ASSIGNMENT:
For each line of the material below, give that line again word for word.

- - - - - - -

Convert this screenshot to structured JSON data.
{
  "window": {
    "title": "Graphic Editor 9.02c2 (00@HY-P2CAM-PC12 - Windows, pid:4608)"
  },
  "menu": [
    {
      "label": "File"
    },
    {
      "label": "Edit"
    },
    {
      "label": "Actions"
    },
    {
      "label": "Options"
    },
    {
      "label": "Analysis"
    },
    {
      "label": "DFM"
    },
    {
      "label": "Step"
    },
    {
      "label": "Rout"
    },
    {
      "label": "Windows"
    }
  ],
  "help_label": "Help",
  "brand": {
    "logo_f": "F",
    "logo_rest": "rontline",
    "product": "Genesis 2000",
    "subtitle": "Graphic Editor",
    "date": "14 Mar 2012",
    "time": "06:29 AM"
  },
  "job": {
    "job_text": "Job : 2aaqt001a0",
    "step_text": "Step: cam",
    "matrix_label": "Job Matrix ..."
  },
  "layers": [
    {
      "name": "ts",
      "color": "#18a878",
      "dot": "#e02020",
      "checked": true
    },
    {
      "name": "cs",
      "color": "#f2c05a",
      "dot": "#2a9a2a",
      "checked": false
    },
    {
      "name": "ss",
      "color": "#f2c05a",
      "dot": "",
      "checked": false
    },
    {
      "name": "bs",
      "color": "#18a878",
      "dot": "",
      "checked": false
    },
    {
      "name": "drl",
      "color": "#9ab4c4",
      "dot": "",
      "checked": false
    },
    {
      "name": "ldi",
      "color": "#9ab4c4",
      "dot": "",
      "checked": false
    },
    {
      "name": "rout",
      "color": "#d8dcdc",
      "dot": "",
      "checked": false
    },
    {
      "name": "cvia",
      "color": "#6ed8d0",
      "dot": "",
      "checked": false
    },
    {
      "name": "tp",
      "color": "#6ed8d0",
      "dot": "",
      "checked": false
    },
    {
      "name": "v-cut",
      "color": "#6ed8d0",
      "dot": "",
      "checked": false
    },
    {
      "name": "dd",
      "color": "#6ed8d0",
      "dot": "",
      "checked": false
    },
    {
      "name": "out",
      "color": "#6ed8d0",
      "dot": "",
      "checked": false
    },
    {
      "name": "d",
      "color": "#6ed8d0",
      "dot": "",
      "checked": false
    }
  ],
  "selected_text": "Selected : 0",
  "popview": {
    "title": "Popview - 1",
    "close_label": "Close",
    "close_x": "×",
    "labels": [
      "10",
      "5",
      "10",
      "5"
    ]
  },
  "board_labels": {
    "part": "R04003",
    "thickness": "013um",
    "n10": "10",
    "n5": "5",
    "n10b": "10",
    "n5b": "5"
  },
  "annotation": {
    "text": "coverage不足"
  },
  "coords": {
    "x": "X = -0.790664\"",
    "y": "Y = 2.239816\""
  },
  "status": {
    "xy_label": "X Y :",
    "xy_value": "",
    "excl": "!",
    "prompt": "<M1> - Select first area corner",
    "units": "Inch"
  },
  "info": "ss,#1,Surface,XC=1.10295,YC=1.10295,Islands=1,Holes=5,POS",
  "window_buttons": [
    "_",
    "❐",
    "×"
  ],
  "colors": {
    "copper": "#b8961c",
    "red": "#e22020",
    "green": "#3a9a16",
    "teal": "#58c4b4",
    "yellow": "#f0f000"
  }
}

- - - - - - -

SOLUTION:
Convert this screenshot to structured JSON data.
{
  "window": {
    "title": "Graphic Editor 9.02c2 (00@HY-P2CAM-PC12 - Windows, pid:4608)"
  },
  "menu": [
    {
      "label": "File"
    },
    {
      "label": "Edit"
    },
    {
      "label": "Actions"
    },
    {
      "label": "Options"
    },
    {
      "label": "Analysis"
    },
    {
      "label": "DFM"
    },
    {
      "label": "Step"
    },
    {
      "label": "Rout"
    },
    {
      "label": "Windows"
    }
  ],
  "help_label": "Help",
  "brand": {
    "logo_f": "F",
    "logo_rest": "rontline",
    "product": "Genesis 2000",
    "subtitle": "Graphic Editor",
    "date": "14 Mar 2012",
    "time": "06:29 AM"
  },
  "job": {
    "job_text": "Job : 2aaqt001a0",
    "step_text": "Step: cam",
    "matrix_label": "Job Matrix ..."
  },
  "layers": [
    {
      "name": "ts",
      "color": "#18a878",
      "dot": "#e02020",
      "checked": true
    },
    {
      "name": "cs",
      "color": "#f2c05a",
      "dot": "#2a9a2a",
      "checked": false
    },
    {
      "name": "ss",
      "color": "#f2c05a",
      "dot": "",
      "checked": false
    },
    {
      "name": "bs",
      "color": "#18a878",
      "dot": "",
      "checked": false
    },
    {
      "name": "drl",
      "color": "#9ab4c4",
      "dot": "",
      "checked": false
    },
    {
      "name": "ldi",
      "color": "#9ab4c4",
      "dot": "",
      "checked": false
    },
    {
      "name": "rout",
      "color": "#d8dcdc",
      "dot": "",
      "checked": false
    },
    {
      "name": "cvia",
      "color": "#6ed8d0",
      "dot": "",
      "checked": false
    },
    {
      "name": "tp",
      "color": "#6ed8d0",
      "dot": "",
      "checked": false
    },
    {
      "name": "v-cut",
      "color": "#6ed8d0",
      "dot": "",
      "checked": false
    },
    {
      "name": "dd",
      "color": "#6ed8d0",
      "dot": "",
      "checked": false
    },
    {
      "name": "out",
      "color": "#6ed8d0",
      "dot": "",
      "checked": false
    },
    {
      "name": "d",
      "color": "#6ed8d0",
      "dot": "",
      "checked": false
    }
  ],
  "selected_text": "Selected : 0",
  "popview": {
    "title": "Popview - 1",
    "close_label": "Close",
    "close_x": "×",
    "labels": [
      "10",
      "5",
      "10",
      "5"
    ]
  },
  "board_labels": {
    "part": "R04003",
    "thickness": "013um",
    "n10": "10",
    "n5": "5",
    "n10b": "10",
    "n5b": "5"
  },
  "annotation": {
    "text": "coverage不足"
  },
  "coords": {
    "x": "X = -0.790664\"",
    "y": "Y = 2.239816\""
  },
  "status": {
    "xy_label": "X Y :",
    "xy_value": "",
    "excl": "!",
    "prompt": "<M1> - Select first area corner",
    "units": "Inch"
  },
  "info": "ss,#1,Surface,XC=1.10295,YC=1.10295,Islands=1,Holes=5,POS",
  "window_buttons": [
    "_",
    "❐",
    "×"
  ],
  "colors": {
    "copper": "#b8961c",
    "red": "#e22020",
    "green": "#3a9a16",
    "teal": "#58c4b4",
    "yellow": "#f0f000"
  }
}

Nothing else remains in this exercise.